The greatest distinction between chiropody and podiatry is where the terms are commonly used. In the United States, podiatry is most commonly used, and chiropody is synonymous. In Great Britain, the term chiropody is widely used to refer to more routine foot care, and podiatry is used to describe care requiring greater expertise and education, but even in Great Britain, there is no difference in job description or educational requirements, and a chiropodist is a podiatrist.
Chiropody and podiatry are types of medical care for the lower limbs. Chiropodists and podiatrists examine, diagnose and treat conditions relating to the feet. Conditions affecting the ankle and lower leg are also treated by chiropodists and podiatrists.
"Podiatry" is a relatively new term, coming into common usage in the middle of the 20th century, beginning in the United States. Its usage coincides with the discipline’s inclusion into medical study. Chiropody of the 19th century was a distinct discipline from other forms of medical care and had separate licensing. By the early 20th century, chiropody associations, schools and hospitals were forming worldwide.
Americans are responsible for introducing the word "podiatry." During the 19th century, "chiropody" was the accepted term throughout the English-speaking world. As the discipline grew more medical in its practice in the first decades of the 20th century, the term "chiropody" fell out of use and was replaced by "podiatry."
In Great Britain, the word "chiropody" remained commonplace throughout the 20th century and into the 21st. Other English-speaking nations tend to choose one or the other, depending on their degree of American and British influence. For instance, in Canada, "chiropody" was the favored term until World War II, when British-trained chiropodists became unavailable and U.S.-trained podiatrists stepped in.
In the 21st century, although chiropody and podiatry are the same, the terms "chiropody" and "podiatry" are not used interchangeably in conversation. Americans rarely refer to chiropody at all, and the term "podiatry" has gained popularity globally. Internationally, "podiatry" is more common and will be more easily recognized by the public, but both "chiropody" and "podiatry" are correct.

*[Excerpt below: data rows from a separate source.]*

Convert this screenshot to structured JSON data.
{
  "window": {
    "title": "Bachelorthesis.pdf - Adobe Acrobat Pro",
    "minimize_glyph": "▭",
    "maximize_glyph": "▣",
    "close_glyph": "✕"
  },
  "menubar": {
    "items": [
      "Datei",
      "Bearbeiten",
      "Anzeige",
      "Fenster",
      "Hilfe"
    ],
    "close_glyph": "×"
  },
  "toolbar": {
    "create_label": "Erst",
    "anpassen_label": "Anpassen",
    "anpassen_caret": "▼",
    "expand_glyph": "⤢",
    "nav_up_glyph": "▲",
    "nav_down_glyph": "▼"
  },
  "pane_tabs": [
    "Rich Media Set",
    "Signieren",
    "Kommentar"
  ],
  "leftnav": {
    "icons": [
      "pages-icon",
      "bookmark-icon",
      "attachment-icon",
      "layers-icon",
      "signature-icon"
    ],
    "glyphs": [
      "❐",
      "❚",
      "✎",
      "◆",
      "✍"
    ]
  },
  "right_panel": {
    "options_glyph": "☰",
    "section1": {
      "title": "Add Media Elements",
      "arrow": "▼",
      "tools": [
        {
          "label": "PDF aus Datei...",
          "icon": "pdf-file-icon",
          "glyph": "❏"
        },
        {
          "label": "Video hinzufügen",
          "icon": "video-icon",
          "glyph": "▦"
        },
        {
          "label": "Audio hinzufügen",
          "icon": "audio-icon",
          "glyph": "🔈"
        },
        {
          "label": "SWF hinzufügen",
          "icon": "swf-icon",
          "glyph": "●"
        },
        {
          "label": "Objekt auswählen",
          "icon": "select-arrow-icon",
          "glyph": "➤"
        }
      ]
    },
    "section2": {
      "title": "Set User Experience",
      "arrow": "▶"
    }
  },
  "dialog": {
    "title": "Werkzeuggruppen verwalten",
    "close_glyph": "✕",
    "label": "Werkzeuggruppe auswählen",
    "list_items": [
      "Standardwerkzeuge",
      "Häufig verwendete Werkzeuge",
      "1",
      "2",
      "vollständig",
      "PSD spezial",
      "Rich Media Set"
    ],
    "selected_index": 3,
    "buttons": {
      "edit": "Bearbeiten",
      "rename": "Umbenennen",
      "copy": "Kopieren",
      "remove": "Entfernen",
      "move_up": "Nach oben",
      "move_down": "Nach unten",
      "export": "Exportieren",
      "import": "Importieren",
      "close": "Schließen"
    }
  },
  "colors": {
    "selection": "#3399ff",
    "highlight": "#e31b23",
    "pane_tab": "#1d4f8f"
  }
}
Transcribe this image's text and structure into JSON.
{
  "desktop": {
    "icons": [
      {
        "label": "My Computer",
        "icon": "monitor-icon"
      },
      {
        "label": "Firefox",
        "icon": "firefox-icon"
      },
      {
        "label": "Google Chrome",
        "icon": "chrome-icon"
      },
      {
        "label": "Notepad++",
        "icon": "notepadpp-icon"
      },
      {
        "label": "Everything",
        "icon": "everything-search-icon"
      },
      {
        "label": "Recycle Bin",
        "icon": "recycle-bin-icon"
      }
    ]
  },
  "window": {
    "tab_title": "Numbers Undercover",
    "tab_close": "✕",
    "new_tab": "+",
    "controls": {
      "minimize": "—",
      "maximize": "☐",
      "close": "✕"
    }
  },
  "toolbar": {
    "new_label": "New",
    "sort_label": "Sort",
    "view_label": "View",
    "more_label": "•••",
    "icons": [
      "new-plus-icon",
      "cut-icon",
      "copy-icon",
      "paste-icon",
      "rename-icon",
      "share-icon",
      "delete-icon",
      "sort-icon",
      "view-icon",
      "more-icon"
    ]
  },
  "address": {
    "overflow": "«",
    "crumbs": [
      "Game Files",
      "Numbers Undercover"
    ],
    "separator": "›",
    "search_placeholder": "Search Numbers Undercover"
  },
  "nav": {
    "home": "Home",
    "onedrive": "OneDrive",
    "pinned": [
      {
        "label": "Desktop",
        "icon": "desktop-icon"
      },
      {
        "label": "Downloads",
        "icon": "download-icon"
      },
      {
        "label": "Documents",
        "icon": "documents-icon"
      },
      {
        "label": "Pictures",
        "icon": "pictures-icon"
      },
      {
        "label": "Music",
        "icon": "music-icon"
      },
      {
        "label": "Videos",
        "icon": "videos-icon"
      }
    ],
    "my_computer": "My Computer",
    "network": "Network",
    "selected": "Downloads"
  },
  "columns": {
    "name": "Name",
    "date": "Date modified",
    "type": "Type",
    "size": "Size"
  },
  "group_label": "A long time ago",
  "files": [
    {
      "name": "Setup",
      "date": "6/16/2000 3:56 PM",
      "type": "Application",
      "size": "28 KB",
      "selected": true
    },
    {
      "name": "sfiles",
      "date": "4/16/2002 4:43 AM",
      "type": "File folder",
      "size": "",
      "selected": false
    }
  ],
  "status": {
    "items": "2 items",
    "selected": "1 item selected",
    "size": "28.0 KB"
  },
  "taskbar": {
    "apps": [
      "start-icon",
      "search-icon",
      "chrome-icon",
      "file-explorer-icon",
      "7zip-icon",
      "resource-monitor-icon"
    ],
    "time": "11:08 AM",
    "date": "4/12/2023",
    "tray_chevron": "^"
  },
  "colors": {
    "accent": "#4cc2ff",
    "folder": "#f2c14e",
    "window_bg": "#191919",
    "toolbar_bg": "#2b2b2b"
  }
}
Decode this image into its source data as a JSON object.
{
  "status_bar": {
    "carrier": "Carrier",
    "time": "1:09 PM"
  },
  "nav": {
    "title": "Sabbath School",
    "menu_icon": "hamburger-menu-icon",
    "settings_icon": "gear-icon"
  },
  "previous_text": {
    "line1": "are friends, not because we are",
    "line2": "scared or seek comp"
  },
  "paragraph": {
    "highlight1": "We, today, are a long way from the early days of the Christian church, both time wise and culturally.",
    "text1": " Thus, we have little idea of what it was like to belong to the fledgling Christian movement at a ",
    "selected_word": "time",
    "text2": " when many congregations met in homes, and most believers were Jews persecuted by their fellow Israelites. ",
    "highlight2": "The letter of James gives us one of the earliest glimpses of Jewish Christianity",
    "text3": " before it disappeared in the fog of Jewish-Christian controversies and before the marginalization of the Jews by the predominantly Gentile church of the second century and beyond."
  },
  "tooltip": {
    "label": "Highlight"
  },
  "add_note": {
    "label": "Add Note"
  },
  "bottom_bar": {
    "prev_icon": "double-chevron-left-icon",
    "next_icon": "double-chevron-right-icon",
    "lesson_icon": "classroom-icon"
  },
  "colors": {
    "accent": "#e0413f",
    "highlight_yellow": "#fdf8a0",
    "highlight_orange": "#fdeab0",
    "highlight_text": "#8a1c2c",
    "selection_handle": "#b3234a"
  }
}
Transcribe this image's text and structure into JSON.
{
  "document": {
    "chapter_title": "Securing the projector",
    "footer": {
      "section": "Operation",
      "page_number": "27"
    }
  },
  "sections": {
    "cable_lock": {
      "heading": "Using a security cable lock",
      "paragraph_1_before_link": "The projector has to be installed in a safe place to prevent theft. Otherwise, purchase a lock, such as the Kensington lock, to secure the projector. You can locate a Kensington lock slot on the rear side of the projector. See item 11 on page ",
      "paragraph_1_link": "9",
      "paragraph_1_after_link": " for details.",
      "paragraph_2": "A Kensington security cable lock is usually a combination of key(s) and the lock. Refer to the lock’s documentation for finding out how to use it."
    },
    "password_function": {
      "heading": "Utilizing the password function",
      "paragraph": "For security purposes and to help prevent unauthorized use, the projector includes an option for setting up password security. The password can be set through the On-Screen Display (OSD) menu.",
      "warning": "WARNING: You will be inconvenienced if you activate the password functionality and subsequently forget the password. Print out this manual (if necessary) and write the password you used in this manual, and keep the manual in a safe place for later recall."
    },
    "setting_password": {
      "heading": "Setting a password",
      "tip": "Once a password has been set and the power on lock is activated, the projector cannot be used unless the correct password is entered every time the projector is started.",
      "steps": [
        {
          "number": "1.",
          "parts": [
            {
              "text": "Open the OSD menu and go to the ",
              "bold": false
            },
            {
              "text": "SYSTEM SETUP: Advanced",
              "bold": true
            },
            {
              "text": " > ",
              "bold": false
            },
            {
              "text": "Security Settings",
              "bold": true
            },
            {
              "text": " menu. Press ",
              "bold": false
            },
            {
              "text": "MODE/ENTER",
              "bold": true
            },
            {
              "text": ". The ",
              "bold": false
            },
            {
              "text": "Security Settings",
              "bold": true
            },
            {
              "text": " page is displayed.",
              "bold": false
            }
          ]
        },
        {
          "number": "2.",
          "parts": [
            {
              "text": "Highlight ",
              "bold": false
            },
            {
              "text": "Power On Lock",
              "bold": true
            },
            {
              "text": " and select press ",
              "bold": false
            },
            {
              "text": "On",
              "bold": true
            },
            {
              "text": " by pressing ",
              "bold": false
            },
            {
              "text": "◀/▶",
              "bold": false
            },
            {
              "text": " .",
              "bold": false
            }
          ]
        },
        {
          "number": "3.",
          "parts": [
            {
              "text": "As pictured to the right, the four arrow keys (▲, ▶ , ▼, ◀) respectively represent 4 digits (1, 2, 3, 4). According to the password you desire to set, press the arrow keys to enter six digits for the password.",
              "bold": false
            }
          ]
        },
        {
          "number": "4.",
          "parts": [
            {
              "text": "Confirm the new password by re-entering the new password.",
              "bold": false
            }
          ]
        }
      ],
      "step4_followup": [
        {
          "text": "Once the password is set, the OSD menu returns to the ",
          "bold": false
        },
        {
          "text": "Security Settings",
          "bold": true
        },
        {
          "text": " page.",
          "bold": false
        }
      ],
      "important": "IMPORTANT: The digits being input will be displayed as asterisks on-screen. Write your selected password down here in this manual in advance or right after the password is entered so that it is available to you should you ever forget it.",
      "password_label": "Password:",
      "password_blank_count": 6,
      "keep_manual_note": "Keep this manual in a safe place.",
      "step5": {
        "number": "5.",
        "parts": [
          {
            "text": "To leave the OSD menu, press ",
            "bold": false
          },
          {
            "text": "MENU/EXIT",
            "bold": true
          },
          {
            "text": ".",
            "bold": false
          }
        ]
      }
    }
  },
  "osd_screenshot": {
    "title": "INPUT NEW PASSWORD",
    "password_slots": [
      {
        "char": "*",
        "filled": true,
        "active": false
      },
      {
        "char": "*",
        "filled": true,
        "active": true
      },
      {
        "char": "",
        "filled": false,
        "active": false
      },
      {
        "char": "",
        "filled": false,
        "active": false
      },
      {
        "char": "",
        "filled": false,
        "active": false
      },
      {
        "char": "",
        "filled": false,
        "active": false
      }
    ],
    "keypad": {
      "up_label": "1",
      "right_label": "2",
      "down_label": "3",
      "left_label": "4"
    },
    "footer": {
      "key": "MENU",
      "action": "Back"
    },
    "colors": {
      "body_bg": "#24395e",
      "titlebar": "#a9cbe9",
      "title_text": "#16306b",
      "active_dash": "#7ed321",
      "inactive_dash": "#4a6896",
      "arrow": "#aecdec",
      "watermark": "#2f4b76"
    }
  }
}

In Great Britain, the word "chiropody" is still commonly used, but "podiatry" is used as well, and a distinction seems to be growing between the two. Often, Britains use the word "chiropody" to refer to routine foot care including trimming toe nails and treating corns and calluses, but "podiatry" is used to describe more involved treatment and procedures. This distinction between chiropody and podiatry does not however have any basis in methodology, education or job description.